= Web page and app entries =
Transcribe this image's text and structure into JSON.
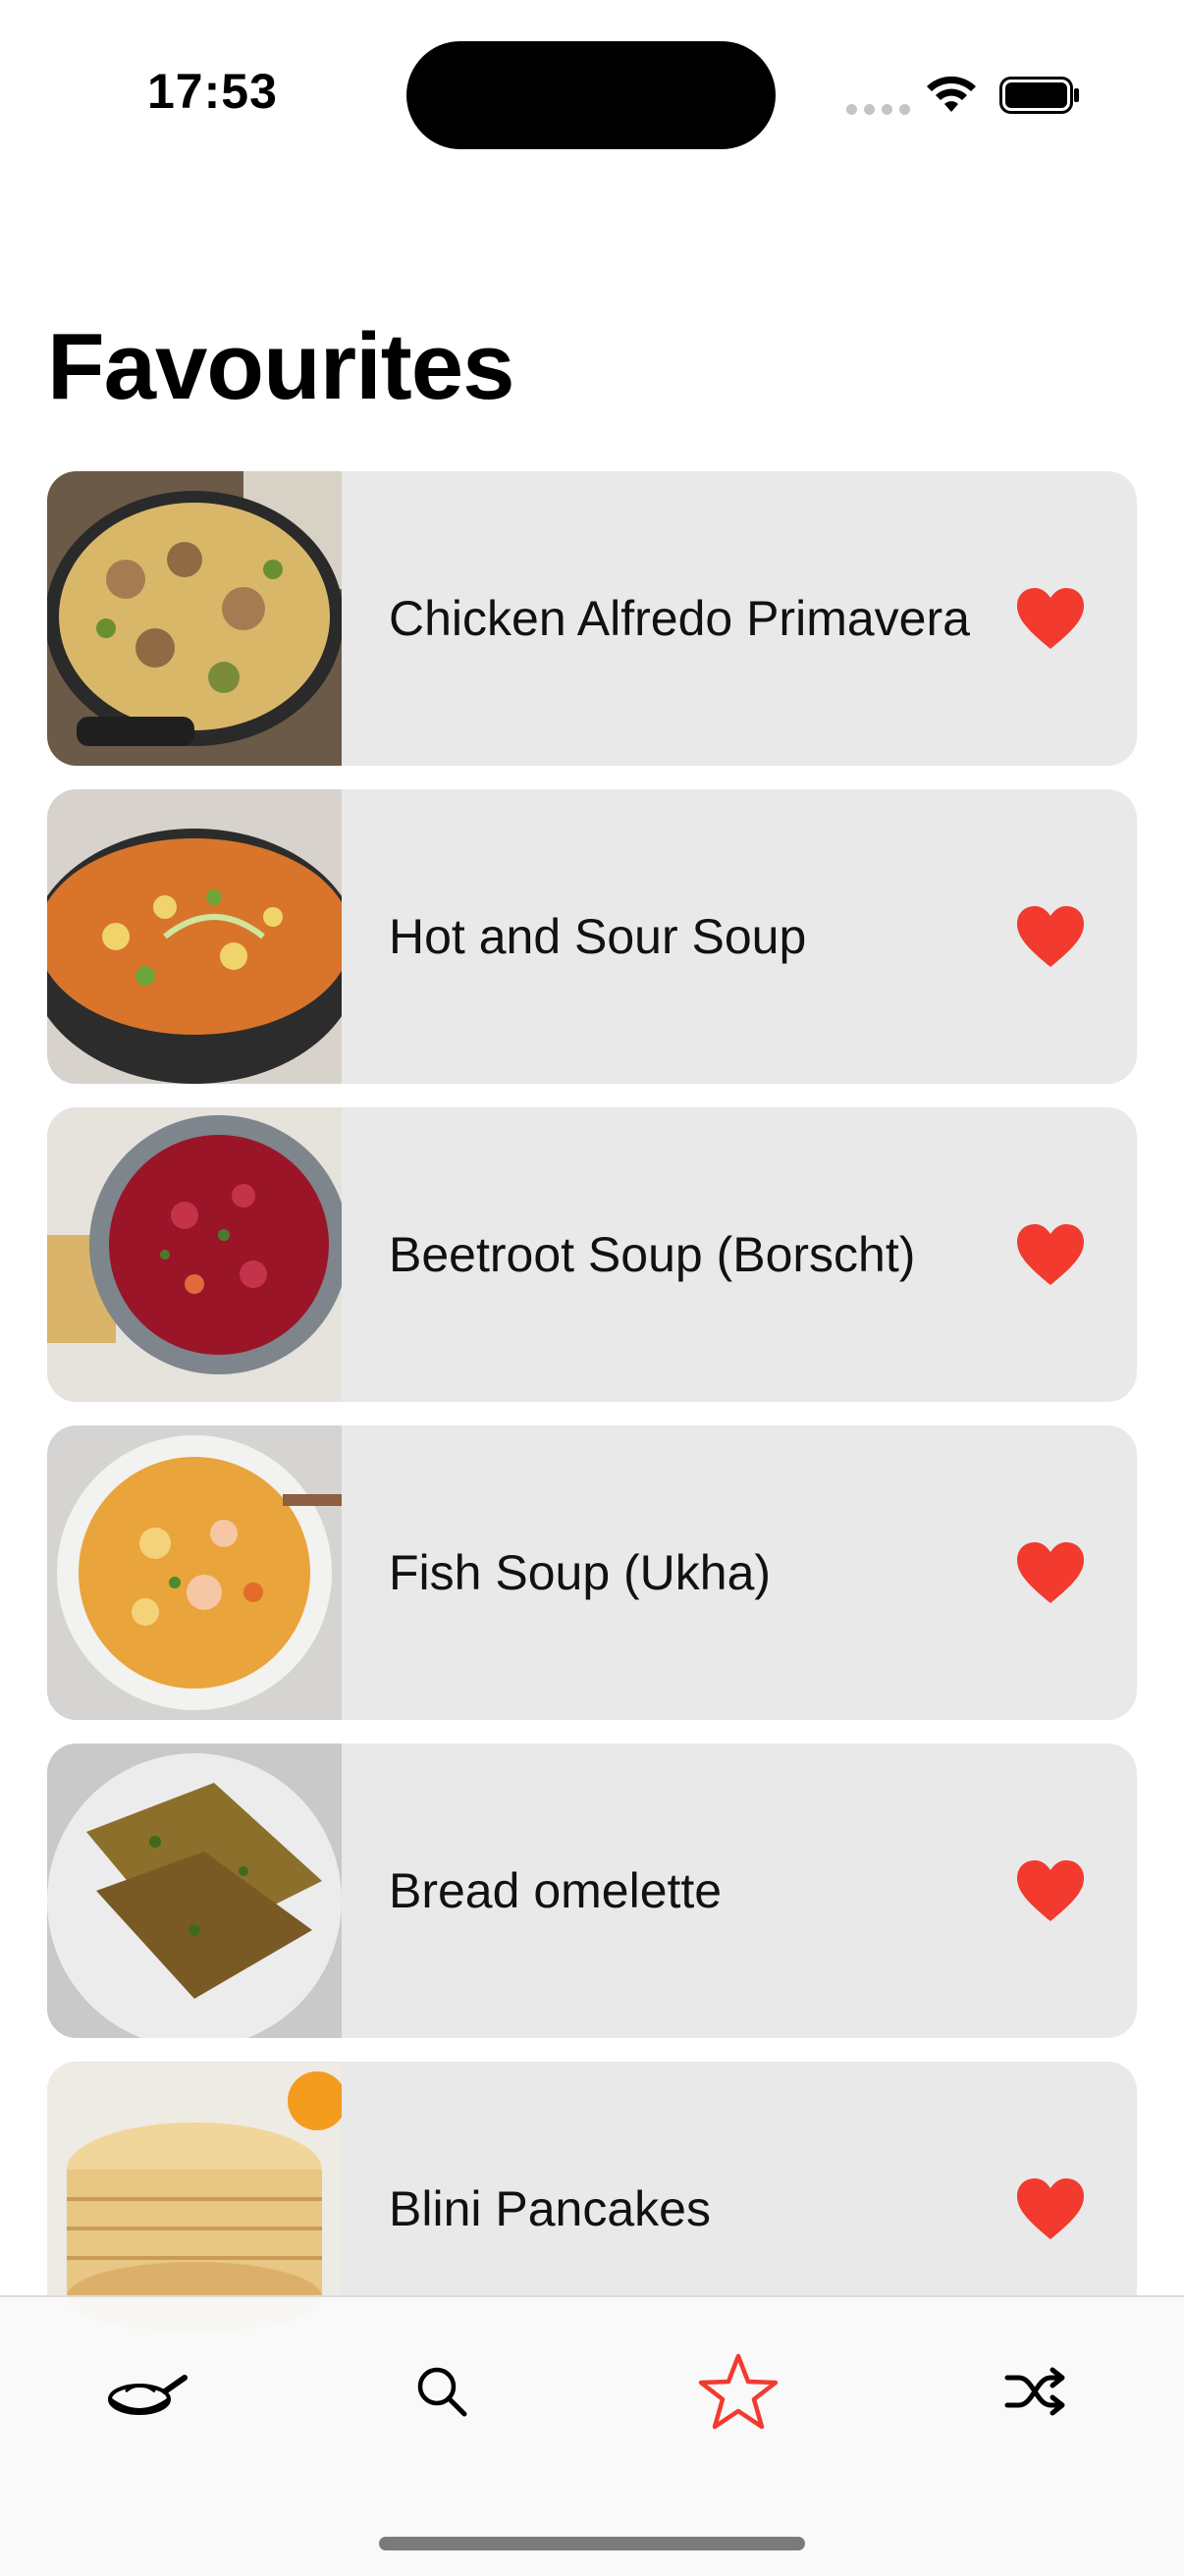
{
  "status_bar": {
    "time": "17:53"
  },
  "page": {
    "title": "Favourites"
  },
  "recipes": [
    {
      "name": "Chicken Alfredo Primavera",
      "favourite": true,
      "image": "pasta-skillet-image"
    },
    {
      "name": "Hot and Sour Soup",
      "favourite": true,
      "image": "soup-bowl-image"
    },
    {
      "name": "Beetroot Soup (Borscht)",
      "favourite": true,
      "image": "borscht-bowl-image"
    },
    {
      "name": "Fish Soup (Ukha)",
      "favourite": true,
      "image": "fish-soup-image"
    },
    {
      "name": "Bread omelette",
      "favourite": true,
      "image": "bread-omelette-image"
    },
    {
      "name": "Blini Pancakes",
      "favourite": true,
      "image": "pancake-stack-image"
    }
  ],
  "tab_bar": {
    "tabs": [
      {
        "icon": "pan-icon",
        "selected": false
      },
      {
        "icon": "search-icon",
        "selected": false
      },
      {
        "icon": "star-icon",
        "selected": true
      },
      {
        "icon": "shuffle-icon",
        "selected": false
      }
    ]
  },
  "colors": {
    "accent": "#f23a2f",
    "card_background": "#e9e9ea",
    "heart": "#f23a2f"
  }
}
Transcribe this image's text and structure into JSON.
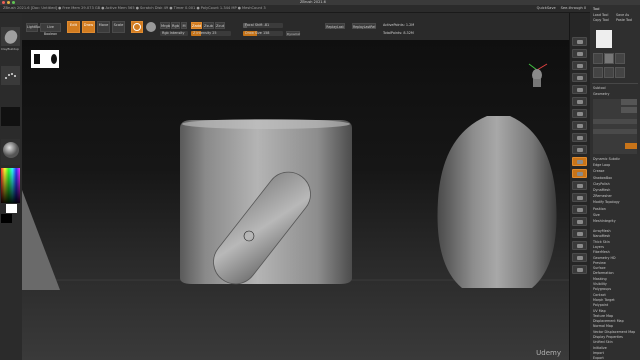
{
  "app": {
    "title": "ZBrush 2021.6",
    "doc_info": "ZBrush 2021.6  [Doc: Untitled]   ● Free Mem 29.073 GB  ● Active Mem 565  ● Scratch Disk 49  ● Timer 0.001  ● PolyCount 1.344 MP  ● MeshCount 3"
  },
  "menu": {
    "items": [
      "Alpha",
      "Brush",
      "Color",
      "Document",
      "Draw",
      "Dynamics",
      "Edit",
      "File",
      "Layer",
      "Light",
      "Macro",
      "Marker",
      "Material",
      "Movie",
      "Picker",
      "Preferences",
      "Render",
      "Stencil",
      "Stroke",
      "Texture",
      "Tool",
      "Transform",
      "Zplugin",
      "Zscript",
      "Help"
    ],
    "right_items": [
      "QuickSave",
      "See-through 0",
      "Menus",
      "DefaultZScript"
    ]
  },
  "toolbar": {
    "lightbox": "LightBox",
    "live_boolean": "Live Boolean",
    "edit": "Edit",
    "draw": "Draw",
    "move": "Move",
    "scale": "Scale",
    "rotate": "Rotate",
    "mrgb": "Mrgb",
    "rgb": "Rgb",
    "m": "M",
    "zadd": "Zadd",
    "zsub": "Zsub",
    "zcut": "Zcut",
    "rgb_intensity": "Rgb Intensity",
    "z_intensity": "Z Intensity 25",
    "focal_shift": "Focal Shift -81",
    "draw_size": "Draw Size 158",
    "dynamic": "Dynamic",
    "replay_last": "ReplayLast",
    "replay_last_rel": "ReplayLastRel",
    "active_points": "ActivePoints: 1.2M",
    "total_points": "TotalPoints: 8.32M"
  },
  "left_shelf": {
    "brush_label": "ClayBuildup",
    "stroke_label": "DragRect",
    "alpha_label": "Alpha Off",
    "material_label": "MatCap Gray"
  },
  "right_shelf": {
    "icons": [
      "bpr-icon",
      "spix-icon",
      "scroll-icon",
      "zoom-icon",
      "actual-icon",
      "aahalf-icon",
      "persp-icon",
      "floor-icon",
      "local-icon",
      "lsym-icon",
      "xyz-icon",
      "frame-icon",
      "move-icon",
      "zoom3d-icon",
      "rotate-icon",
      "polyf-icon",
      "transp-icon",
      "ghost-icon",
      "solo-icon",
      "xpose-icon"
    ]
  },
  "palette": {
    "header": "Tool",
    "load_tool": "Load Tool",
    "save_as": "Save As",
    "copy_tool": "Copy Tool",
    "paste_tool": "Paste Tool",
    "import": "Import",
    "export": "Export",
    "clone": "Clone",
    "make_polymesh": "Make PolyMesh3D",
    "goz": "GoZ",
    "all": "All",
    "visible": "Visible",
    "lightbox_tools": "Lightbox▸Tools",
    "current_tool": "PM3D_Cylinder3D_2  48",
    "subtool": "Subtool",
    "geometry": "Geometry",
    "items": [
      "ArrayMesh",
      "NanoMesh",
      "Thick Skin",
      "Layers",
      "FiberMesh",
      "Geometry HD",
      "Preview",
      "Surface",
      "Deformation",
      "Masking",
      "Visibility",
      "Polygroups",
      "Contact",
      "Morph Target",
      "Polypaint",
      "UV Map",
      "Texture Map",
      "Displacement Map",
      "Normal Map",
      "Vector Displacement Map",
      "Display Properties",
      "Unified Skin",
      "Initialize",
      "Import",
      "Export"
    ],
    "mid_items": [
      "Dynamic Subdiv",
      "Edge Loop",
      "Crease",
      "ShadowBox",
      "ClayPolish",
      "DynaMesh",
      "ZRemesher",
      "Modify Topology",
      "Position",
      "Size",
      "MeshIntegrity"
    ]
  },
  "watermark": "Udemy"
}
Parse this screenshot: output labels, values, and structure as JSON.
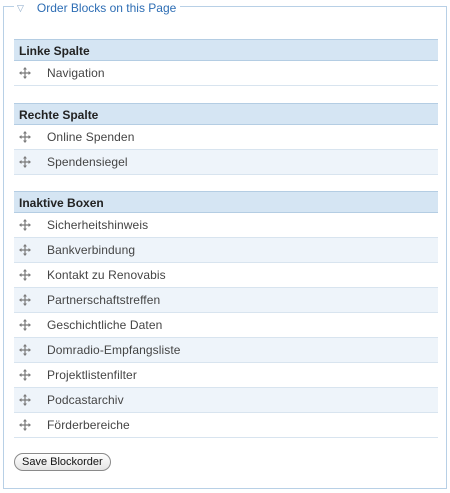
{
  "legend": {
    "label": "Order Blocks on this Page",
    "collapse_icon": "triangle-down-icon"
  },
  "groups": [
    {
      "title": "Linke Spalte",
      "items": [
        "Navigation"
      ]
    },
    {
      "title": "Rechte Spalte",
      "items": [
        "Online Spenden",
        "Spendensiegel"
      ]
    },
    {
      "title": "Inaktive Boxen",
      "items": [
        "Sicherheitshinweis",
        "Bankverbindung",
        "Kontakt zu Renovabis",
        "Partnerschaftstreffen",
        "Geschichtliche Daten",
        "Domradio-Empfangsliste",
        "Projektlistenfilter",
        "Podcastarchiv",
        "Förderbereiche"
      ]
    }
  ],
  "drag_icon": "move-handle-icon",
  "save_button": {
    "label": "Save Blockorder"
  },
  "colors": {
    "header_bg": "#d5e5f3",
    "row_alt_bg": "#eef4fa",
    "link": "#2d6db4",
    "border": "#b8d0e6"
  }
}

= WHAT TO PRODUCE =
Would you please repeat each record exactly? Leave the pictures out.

= FINAL ANSWER =
Transcribe this image's text and structure into JSON.
{
  "status_bar": {
    "time": "17:53"
  },
  "page": {
    "title": "Favourites"
  },
  "recipes": [
    {
      "name": "Chicken Alfredo Primavera",
      "favourite": true,
      "image": "pasta-skillet-image"
    },
    {
      "name": "Hot and Sour Soup",
      "favourite": true,
      "image": "soup-bowl-image"
    },
    {
      "name": "Beetroot Soup (Borscht)",
      "favourite": true,
      "image": "borscht-bowl-image"
    },
    {
      "name": "Fish Soup (Ukha)",
      "favourite": true,
      "image": "fish-soup-image"
    },
    {
      "name": "Bread omelette",
      "favourite": true,
      "image": "bread-omelette-image"
    },
    {
      "name": "Blini Pancakes",
      "favourite": true,
      "image": "pancake-stack-image"
    }
  ],
  "tab_bar": {
    "tabs": [
      {
        "icon": "pan-icon",
        "selected": false
      },
      {
        "icon": "search-icon",
        "selected": false
      },
      {
        "icon": "star-icon",
        "selected": true
      },
      {
        "icon": "shuffle-icon",
        "selected": false
      }
    ]
  },
  "colors": {
    "accent": "#f23a2f",
    "card_background": "#e9e9ea",
    "heart": "#f23a2f"
  }
}
Transcribe this image's text and structure into JSON.
{
  "app": {
    "title": "ZBrush 2021.6",
    "doc_info": "ZBrush 2021.6  [Doc: Untitled]   ● Free Mem 29.073 GB  ● Active Mem 565  ● Scratch Disk 49  ● Timer 0.001  ● PolyCount 1.344 MP  ● MeshCount 3"
  },
  "menu": {
    "items": [
      "Alpha",
      "Brush",
      "Color",
      "Document",
      "Draw",
      "Dynamics",
      "Edit",
      "File",
      "Layer",
      "Light",
      "Macro",
      "Marker",
      "Material",
      "Movie",
      "Picker",
      "Preferences",
      "Render",
      "Stencil",
      "Stroke",
      "Texture",
      "Tool",
      "Transform",
      "Zplugin",
      "Zscript",
      "Help"
    ],
    "right_items": [
      "QuickSave",
      "See-through 0",
      "Menus",
      "DefaultZScript"
    ]
  },
  "toolbar": {
    "lightbox": "LightBox",
    "live_boolean": "Live Boolean",
    "edit": "Edit",
    "draw": "Draw",
    "move": "Move",
    "scale": "Scale",
    "rotate": "Rotate",
    "mrgb": "Mrgb",
    "rgb": "Rgb",
    "m": "M",
    "zadd": "Zadd",
    "zsub": "Zsub",
    "zcut": "Zcut",
    "rgb_intensity": "Rgb Intensity",
    "z_intensity": "Z Intensity 25",
    "focal_shift": "Focal Shift -81",
    "draw_size": "Draw Size 158",
    "dynamic": "Dynamic",
    "replay_last": "ReplayLast",
    "replay_last_rel": "ReplayLastRel",
    "active_points": "ActivePoints: 1.2M",
    "total_points": "TotalPoints: 8.32M"
  },
  "left_shelf": {
    "brush_label": "ClayBuildup",
    "stroke_label": "DragRect",
    "alpha_label": "Alpha Off",
    "material_label": "MatCap Gray"
  },
  "right_shelf": {
    "icons": [
      "bpr-icon",
      "spix-icon",
      "scroll-icon",
      "zoom-icon",
      "actual-icon",
      "aahalf-icon",
      "persp-icon",
      "floor-icon",
      "local-icon",
      "lsym-icon",
      "xyz-icon",
      "frame-icon",
      "move-icon",
      "zoom3d-icon",
      "rotate-icon",
      "polyf-icon",
      "transp-icon",
      "ghost-icon",
      "solo-icon",
      "xpose-icon"
    ]
  },
  "palette": {
    "header": "Tool",
    "load_tool": "Load Tool",
    "save_as": "Save As",
    "copy_tool": "Copy Tool",
    "paste_tool": "Paste Tool",
    "import": "Import",
    "export": "Export",
    "clone": "Clone",
    "make_polymesh": "Make PolyMesh3D",
    "goz": "GoZ",
    "all": "All",
    "visible": "Visible",
    "lightbox_tools": "Lightbox▸Tools",
    "current_tool": "PM3D_Cylinder3D_2  48",
    "subtool": "Subtool",
    "geometry": "Geometry",
    "items": [
      "ArrayMesh",
      "NanoMesh",
      "Thick Skin",
      "Layers",
      "FiberMesh",
      "Geometry HD",
      "Preview",
      "Surface",
      "Deformation",
      "Masking",
      "Visibility",
      "Polygroups",
      "Contact",
      "Morph Target",
      "Polypaint",
      "UV Map",
      "Texture Map",
      "Displacement Map",
      "Normal Map",
      "Vector Displacement Map",
      "Display Properties",
      "Unified Skin",
      "Initialize",
      "Import",
      "Export"
    ],
    "mid_items": [
      "Dynamic Subdiv",
      "Edge Loop",
      "Crease",
      "ShadowBox",
      "ClayPolish",
      "DynaMesh",
      "ZRemesher",
      "Modify Topology",
      "Position",
      "Size",
      "MeshIntegrity"
    ]
  },
  "watermark": "Udemy"
}
Parse this screenshot: output labels, values, and structure as JSON.
{
  "legend": {
    "label": "Order Blocks on this Page",
    "collapse_icon": "triangle-down-icon"
  },
  "groups": [
    {
      "title": "Linke Spalte",
      "items": [
        "Navigation"
      ]
    },
    {
      "title": "Rechte Spalte",
      "items": [
        "Online Spenden",
        "Spendensiegel"
      ]
    },
    {
      "title": "Inaktive Boxen",
      "items": [
        "Sicherheitshinweis",
        "Bankverbindung",
        "Kontakt zu Renovabis",
        "Partnerschaftstreffen",
        "Geschichtliche Daten",
        "Domradio-Empfangsliste",
        "Projektlistenfilter",
        "Podcastarchiv",
        "Förderbereiche"
      ]
    }
  ],
  "drag_icon": "move-handle-icon",
  "save_button": {
    "label": "Save Blockorder"
  },
  "colors": {
    "header_bg": "#d5e5f3",
    "row_alt_bg": "#eef4fa",
    "link": "#2d6db4",
    "border": "#b8d0e6"
  }
}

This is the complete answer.